### WHAT IS REQUIRED
Among the entries below, which lines include the string "true"? Show each one.
── RECORD EXCERPTS ──
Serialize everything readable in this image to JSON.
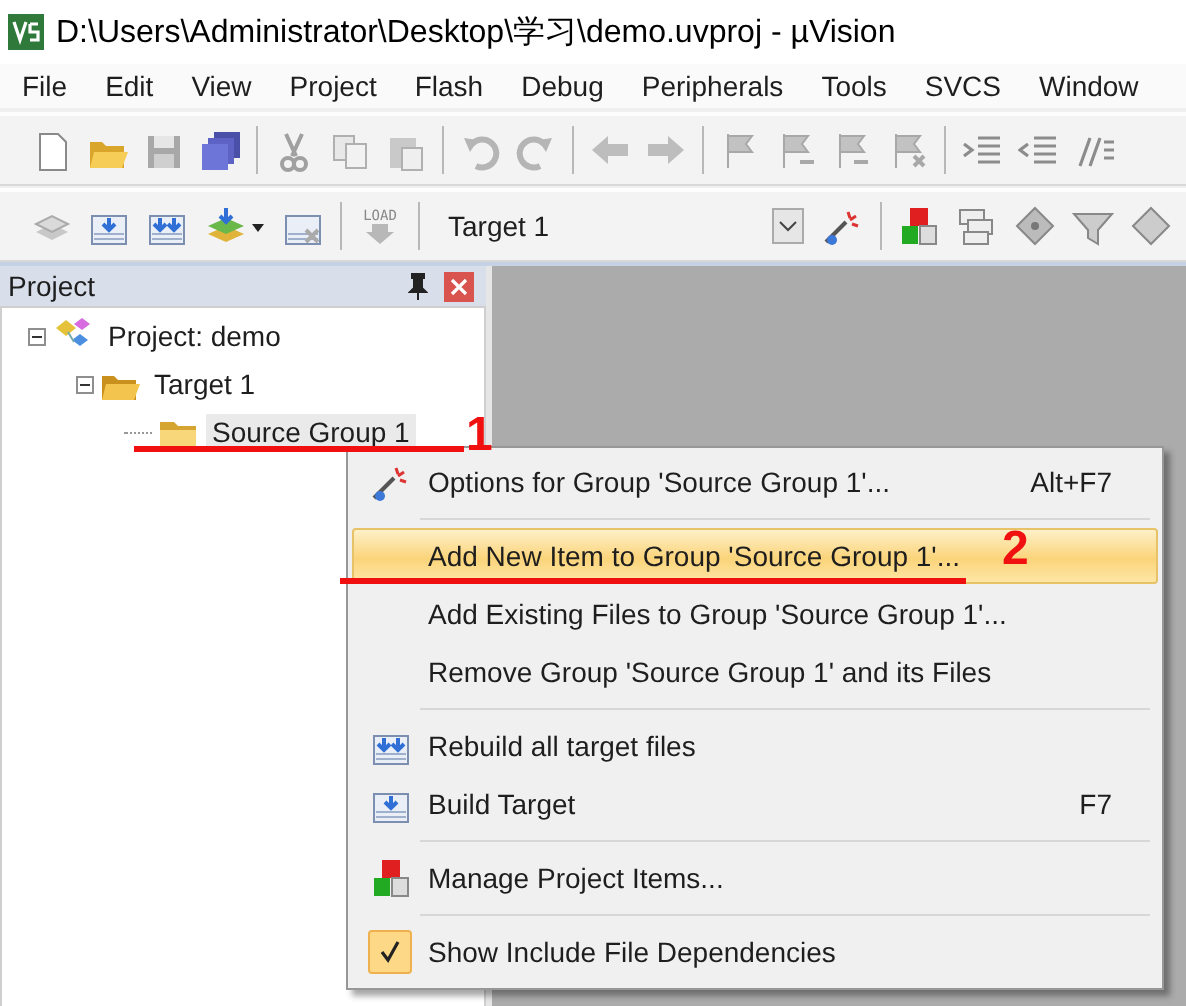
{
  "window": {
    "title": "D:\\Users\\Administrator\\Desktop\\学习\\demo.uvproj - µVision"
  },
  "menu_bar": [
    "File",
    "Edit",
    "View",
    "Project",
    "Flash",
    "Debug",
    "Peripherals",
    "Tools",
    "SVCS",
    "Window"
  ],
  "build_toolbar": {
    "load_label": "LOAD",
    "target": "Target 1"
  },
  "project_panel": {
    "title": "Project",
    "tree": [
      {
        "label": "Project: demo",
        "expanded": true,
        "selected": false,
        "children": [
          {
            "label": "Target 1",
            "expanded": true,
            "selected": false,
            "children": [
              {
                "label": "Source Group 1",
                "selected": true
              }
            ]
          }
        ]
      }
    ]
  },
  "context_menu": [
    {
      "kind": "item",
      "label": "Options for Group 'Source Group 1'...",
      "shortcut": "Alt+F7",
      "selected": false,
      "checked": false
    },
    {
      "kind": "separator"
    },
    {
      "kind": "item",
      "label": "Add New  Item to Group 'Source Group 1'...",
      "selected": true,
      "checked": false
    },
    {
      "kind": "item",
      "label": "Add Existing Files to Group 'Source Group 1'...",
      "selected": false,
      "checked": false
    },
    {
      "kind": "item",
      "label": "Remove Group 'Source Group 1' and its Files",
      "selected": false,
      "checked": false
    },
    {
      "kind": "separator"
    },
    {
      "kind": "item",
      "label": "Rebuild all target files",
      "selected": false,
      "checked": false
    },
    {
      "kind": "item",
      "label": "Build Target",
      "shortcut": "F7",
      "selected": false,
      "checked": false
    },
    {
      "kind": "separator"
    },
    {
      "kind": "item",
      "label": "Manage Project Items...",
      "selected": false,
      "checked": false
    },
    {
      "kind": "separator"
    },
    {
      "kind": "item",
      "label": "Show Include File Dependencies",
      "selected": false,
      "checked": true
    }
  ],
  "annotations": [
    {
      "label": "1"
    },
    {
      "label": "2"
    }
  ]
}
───
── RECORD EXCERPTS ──
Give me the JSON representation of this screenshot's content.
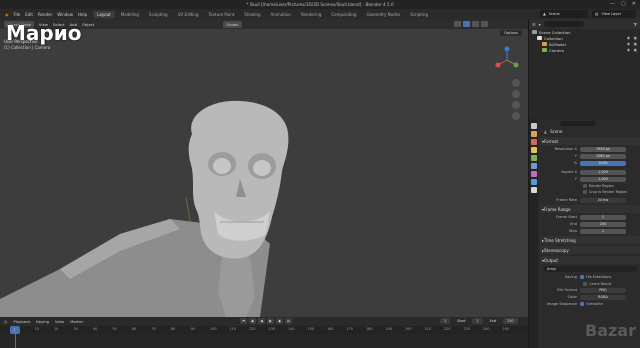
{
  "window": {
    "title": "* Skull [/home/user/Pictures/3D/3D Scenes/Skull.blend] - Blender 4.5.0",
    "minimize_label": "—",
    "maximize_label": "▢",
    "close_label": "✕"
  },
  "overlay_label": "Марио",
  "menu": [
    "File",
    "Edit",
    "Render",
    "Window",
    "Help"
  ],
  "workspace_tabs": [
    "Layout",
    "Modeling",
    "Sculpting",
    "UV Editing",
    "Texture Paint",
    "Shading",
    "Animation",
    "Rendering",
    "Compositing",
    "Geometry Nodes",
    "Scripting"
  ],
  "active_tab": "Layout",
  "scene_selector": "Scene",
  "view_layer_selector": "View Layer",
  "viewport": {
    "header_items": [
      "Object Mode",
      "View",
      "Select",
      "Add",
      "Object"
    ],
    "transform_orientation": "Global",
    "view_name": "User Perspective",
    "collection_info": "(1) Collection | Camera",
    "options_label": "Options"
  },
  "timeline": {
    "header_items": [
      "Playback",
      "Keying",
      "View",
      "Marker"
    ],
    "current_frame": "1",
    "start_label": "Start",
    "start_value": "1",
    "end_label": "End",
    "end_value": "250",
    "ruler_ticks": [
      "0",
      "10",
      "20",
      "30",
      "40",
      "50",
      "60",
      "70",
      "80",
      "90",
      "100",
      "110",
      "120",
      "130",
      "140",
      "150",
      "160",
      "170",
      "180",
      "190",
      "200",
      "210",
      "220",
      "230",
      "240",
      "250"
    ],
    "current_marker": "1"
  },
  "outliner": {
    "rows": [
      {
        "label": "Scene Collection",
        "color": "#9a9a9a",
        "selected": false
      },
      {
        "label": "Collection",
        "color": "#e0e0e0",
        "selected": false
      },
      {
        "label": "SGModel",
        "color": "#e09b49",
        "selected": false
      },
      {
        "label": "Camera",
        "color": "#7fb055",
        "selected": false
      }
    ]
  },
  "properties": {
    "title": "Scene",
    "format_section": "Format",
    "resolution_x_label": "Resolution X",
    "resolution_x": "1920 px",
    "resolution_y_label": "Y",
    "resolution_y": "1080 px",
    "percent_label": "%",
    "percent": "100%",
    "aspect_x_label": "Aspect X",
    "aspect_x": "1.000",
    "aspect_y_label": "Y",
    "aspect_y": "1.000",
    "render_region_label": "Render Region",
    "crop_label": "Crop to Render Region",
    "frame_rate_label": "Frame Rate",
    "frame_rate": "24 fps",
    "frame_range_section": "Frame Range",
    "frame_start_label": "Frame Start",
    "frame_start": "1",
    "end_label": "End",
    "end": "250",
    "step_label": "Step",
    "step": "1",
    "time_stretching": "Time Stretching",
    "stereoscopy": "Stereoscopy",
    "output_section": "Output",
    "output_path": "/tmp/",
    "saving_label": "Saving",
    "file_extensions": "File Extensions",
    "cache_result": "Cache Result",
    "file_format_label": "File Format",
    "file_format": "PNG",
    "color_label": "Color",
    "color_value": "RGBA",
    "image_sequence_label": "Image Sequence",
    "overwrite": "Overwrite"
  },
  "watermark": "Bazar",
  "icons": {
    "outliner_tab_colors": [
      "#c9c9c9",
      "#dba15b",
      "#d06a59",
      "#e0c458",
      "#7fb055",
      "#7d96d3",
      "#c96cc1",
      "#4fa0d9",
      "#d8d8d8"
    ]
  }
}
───
### YOUR RESPONSE
        "expanded": true,
            "expanded": true,
                "selected": true
      "selected": true,
      "checked": true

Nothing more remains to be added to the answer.